Videos Emerge of Gestapo Election Fraud Arrests of DeSantis: “Why Now? Why me?’
The first video shows Tampa resident Tony Patterson being arrested by two officers outside his home. He is completely blown away by the idea that he really is being arrested. The police officer, clearly uncomfortable being the bearer of fascism in this case, tries to offer an olive branch saying that Patterson’s connection has been “pretty reduced”, and therefore the of them the charges Patterson faces will only amount to $1,000 bail. Patterson puts his hand to his face, frequently saying, “Oh my God, man.” He’s not screaming, he’s not even angry. What you see is a man who is bewildered by the depth of injustice, inhumanity and madness of what is happening around him and around him.

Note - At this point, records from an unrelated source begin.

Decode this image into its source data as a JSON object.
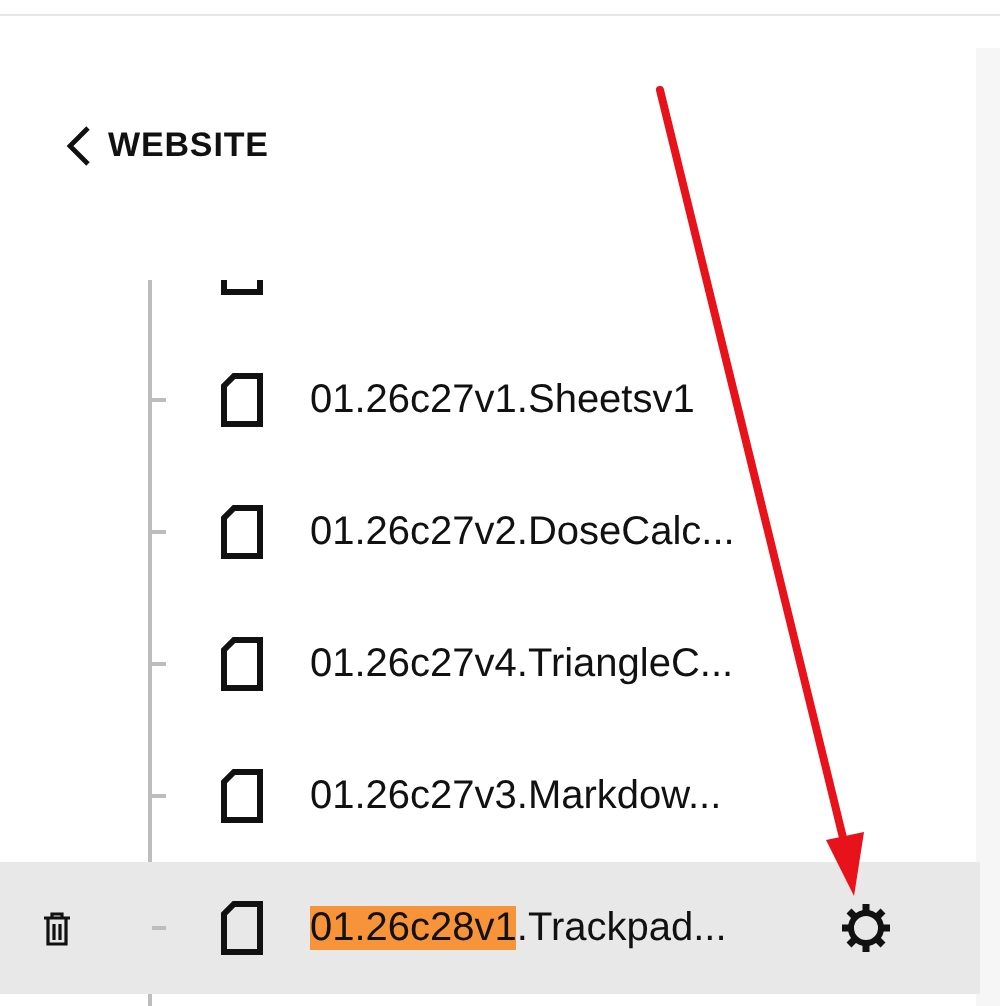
{
  "back_link": {
    "label": "WEBSITE"
  },
  "items": [
    {
      "selected": false
    },
    {
      "label": "01.26c27v1.Sheetsv1",
      "selected": false
    },
    {
      "label": "01.26c27v2.DoseCalc...",
      "selected": false
    },
    {
      "label": "01.26c27v4.TriangleC...",
      "selected": false
    },
    {
      "label": "01.26c27v3.Markdow...",
      "selected": false
    },
    {
      "label_match": "01.26c28v1",
      "label": ".Trackpad...",
      "selected": true
    }
  ]
}
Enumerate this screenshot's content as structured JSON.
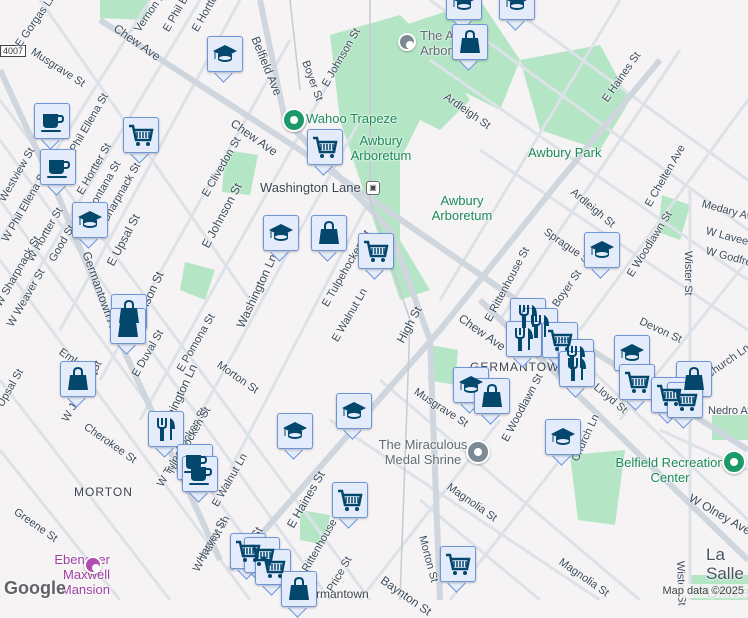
{
  "map": {
    "streets": [
      "Chew Ave",
      "Chew Ave",
      "Chew Ave",
      "Musgrave St",
      "Musgrave St",
      "E Gorgas Ln",
      "Vernon Rd",
      "E Phil Ellena St",
      "E Hortter St",
      "Belfield Ave",
      "Boyer St",
      "E Johnson St",
      "E Johnson St",
      "E Johnson St",
      "E Clivedon St",
      "Phil Ellena St",
      "E Hortter St",
      "Montana St",
      "Sharpnack St",
      "E Upsal St",
      "Germantown Ave",
      "W Phil Ellena St",
      "W Hortter St",
      "Good St",
      "Westview St",
      "Washington Ln",
      "Washington Ln",
      "E Tulpehocken St",
      "E Walnut Ln",
      "High St",
      "High St",
      "Ardleigh St",
      "Ardleigh St",
      "E Haines St",
      "E Haines St",
      "Sprague St",
      "E Chelten Ave",
      "Medary Ave",
      "W Laveer St",
      "W Godfrey Ave",
      "E Woodlawn St",
      "Wister St",
      "Wister St",
      "Devon St",
      "Church Ln",
      "Church Ln",
      "Nedro Ave",
      "W Olney Ave",
      "Magnolia St",
      "Magnolia St",
      "Morton St",
      "Morton St",
      "E Woodlawn St",
      "E Rittenhouse St",
      "Boyer St",
      "E Duval St",
      "E Pomona St",
      "W Sharpnack St",
      "W Weaver St",
      "Emlen St",
      "Upsal St",
      "W Johnson St",
      "Cherokee St",
      "W Tulpehocken St",
      "W Walnut Ln",
      "Greene St",
      "Harvey St",
      "Price St",
      "Rittenhouse St",
      "Baynton St",
      "Tulpehocken St",
      "Lloyd St",
      "E Walnut Ln"
    ],
    "route_shield": "4007",
    "places": {
      "wahoo": "Wahoo Trapeze",
      "awbury1": "Awbury Arboretum",
      "awbury2": "Awbury Arboretum",
      "awbury3": "The Awbury Arboretum",
      "awbury_park": "Awbury Park",
      "washington_lane": "Washington Lane",
      "shrine": "The Miraculous Medal Shrine",
      "belfield": "Belfield Recreation Center",
      "ebenezer": "Ebenezer Maxwell Mansion",
      "lasalle": "La Salle University",
      "germantown_station": "Germantown"
    },
    "neighborhoods": {
      "morton": "MORTON",
      "germantown": "GERMANTOWN"
    },
    "markers": [
      {
        "type": "education"
      },
      {
        "type": "grocery"
      },
      {
        "type": "cafe"
      },
      {
        "type": "cafe"
      },
      {
        "type": "education"
      },
      {
        "type": "grocery"
      },
      {
        "type": "education"
      },
      {
        "type": "shopping"
      },
      {
        "type": "grocery"
      },
      {
        "type": "education"
      },
      {
        "type": "education"
      },
      {
        "type": "shopping"
      },
      {
        "type": "shopping"
      },
      {
        "type": "shopping"
      },
      {
        "type": "shopping"
      },
      {
        "type": "restaurant"
      },
      {
        "type": "cafe"
      },
      {
        "type": "cafe"
      },
      {
        "type": "education"
      },
      {
        "type": "education"
      },
      {
        "type": "grocery"
      },
      {
        "type": "education"
      },
      {
        "type": "restaurant"
      },
      {
        "type": "restaurant"
      },
      {
        "type": "restaurant"
      },
      {
        "type": "grocery"
      },
      {
        "type": "restaurant"
      },
      {
        "type": "restaurant"
      },
      {
        "type": "education"
      },
      {
        "type": "shopping"
      },
      {
        "type": "grocery"
      },
      {
        "type": "grocery"
      },
      {
        "type": "grocery"
      },
      {
        "type": "education"
      },
      {
        "type": "shopping"
      },
      {
        "type": "education"
      },
      {
        "type": "grocery"
      },
      {
        "type": "grocery"
      },
      {
        "type": "grocery"
      },
      {
        "type": "grocery"
      },
      {
        "type": "shopping"
      }
    ],
    "attribution": "Map data ©2025",
    "logo": "Google",
    "colors": {
      "park": "#b4e6c6",
      "road": "#d9dee5",
      "marker_bg": "#e4ecfb",
      "marker_icon": "#04476c",
      "poi_green": "#1e8a5a"
    }
  }
}
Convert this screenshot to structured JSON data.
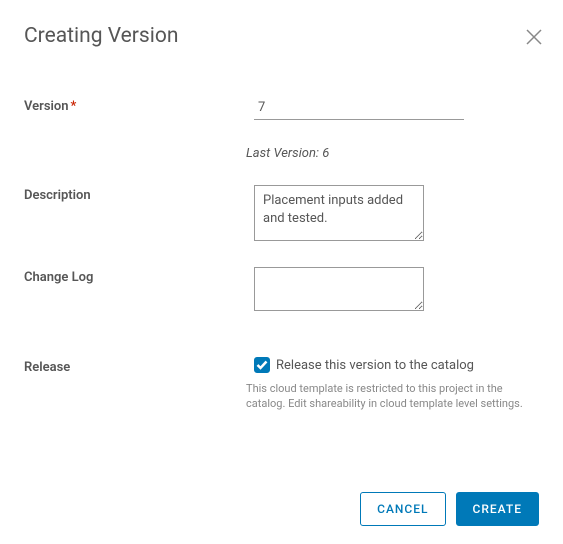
{
  "dialog": {
    "title": "Creating Version"
  },
  "form": {
    "version": {
      "label": "Version",
      "value": "7",
      "last_version_text": "Last Version: 6"
    },
    "description": {
      "label": "Description",
      "value": "Placement inputs added and tested."
    },
    "changelog": {
      "label": "Change Log",
      "value": ""
    },
    "release": {
      "label": "Release",
      "checkbox_label": "Release this version to the catalog",
      "checked": true,
      "restriction_text": "This cloud template is restricted to this project in the catalog. Edit shareability in cloud template level settings."
    }
  },
  "actions": {
    "cancel": "CANCEL",
    "create": "CREATE"
  }
}
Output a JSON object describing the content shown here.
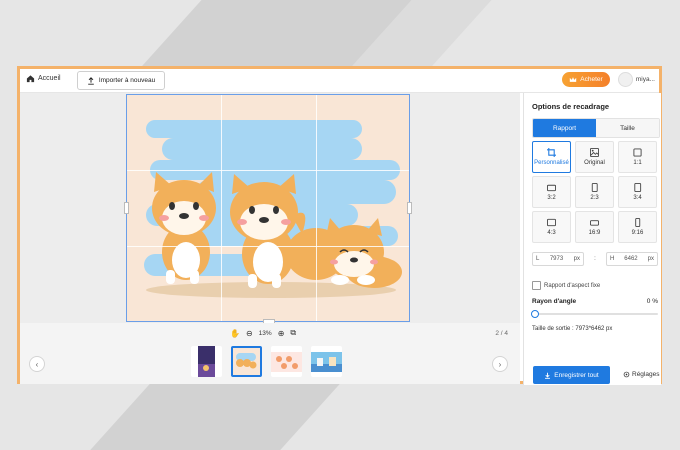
{
  "topbar": {
    "home_label": "Accueil",
    "import_label": "Importer à nouveau",
    "buy_label": "Acheter",
    "user_name": "miya..."
  },
  "editor": {
    "zoom_level": "13%",
    "pager": "2 / 4"
  },
  "panel": {
    "title": "Options de recadrage",
    "tabs": [
      {
        "label": "Rapport",
        "active": true
      },
      {
        "label": "Taille",
        "active": false
      }
    ],
    "ratios": [
      {
        "label": "Personnalisé",
        "icon": "crop-icon",
        "selected": true
      },
      {
        "label": "Original",
        "icon": "image-icon",
        "selected": false
      },
      {
        "label": "1:1",
        "icon": "square-icon",
        "selected": false
      },
      {
        "label": "3:2",
        "icon": "landscape-icon",
        "selected": false
      },
      {
        "label": "2:3",
        "icon": "portrait-icon",
        "selected": false
      },
      {
        "label": "3:4",
        "icon": "portrait-icon",
        "selected": false
      },
      {
        "label": "4:3",
        "icon": "landscape-icon",
        "selected": false
      },
      {
        "label": "16:9",
        "icon": "wide-icon",
        "selected": false
      },
      {
        "label": "9:16",
        "icon": "tall-icon",
        "selected": false
      }
    ],
    "width_prefix": "L",
    "width_value": "7973",
    "width_unit": "px",
    "separator": ":",
    "height_prefix": "H",
    "height_value": "6462",
    "height_unit": "px",
    "keep_ratio_label": "Rapport d'aspect fixe",
    "corner_radius_label": "Rayon d'angle",
    "corner_radius_value": "0 %",
    "output_size_label": "Taille de sortie :",
    "output_size_value": "7973*6462 px",
    "save_label": "Enregistrer tout",
    "settings_label": "Réglages"
  },
  "colors": {
    "accent": "#1f7ae0",
    "frame": "#f4b26a",
    "buy": "#f7a233"
  }
}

As Patterson puts his hands behind his back to be handcuffed, he asks, “Why are they doing this to me? I haven’t done anything to anyone.” As they accompany Patterson to one of the officer’s vehicles – a long walk, mind you, across two lawns in the middle of the day – Patterson is informed that he will be searched against the vehicle once they get there, and he replies, “What’s wrong with this condition? The answer to that question is broad, but if you wanted to boil it down to a few words that could capture some of the moral decadence involved in what’s happening to Patterson here, that answer would be “Ron DeSantis.”
The next person is Romona Oliver, 55. Oliver gets in his car, in his driveway, to go to work. It is not yet 7 a.m. when Florida police approach her and inform her that they are arresting her. His car is running and the driver’s side door is open. She is stunned, saying, “Oh my God,” repeatedly as officers stop her in her driveway and tell her apologetically that she will be released right after being booked at the station. “I know you’re caught off guard but unfortunately that’s how it works.” The officer tries to be nice but it’s not “unfortunate”, it’s exactly how it’s supposed to “work”.
According to Tampa Bay WeatherOlivier “registered to vote at the Department of Highway and Motor Vehicle Safety on February 14, 2020.”
After brief eligibility checks by the State Department — which reports to DeSantis and is responsible for cleaning up lists of ineligible voters — she received a voter ID card each time.
Oliver wasn’t pulled from the roles until March 30 of this year, more than two years later.
Please note at the start of the video that after the female officer asks Romona Oliver if she was just married (she did) and then informs Oliver that she is being arrested on a voter fraud warrant , Oliver tries – politely and frazzled – to go and tell her husband what’s going on. It’s heartbreaking.
Then there’s Nathan Hart, 49, who, after being handcuffed and while being searched and having his keys and the like taken out, very calmly, explains that the guy at the “driver’s license place” convinced him to enroll after explaining that he had a felony conviction. “He says, ‘Well, are you still on probation? ! One of the officers says it looks like a good defense against the charges.
But the most telling moment is back with Patterson as he sits in the back of the police cruiser, handcuffed. Patterson laments having listened to his brother, who convinced him to vote. “Why would you let me vote? »
The officer responds, “’I’m not sure, mate. I do not know.”
Patterson continues: “So why now? It happened years ago. Why now? Why me?”
The video skips a bit later as the police officer tells the dispatcher over the radio that he is working on whatever needs to be done before taking Patterson to jail. You can hear the dispatcher asking questions about the case he is working on. The officer responds “psssst” and then says, “I’ve never seen these charges before in my entire life. »
On The brief of Daily Kos, we talk about the work being done to keep the Nevada Senate Democratic. We are joined by UNITE HERE Director mario yedidia. UNITE HERE represents more than 250,000 workers in the United States and Canada who work in the hospitality, gaming, restaurant, manufacturing, textile, laundry and airport industries. Yedidia talks to us about what Nevada workers are thinking and voting next November.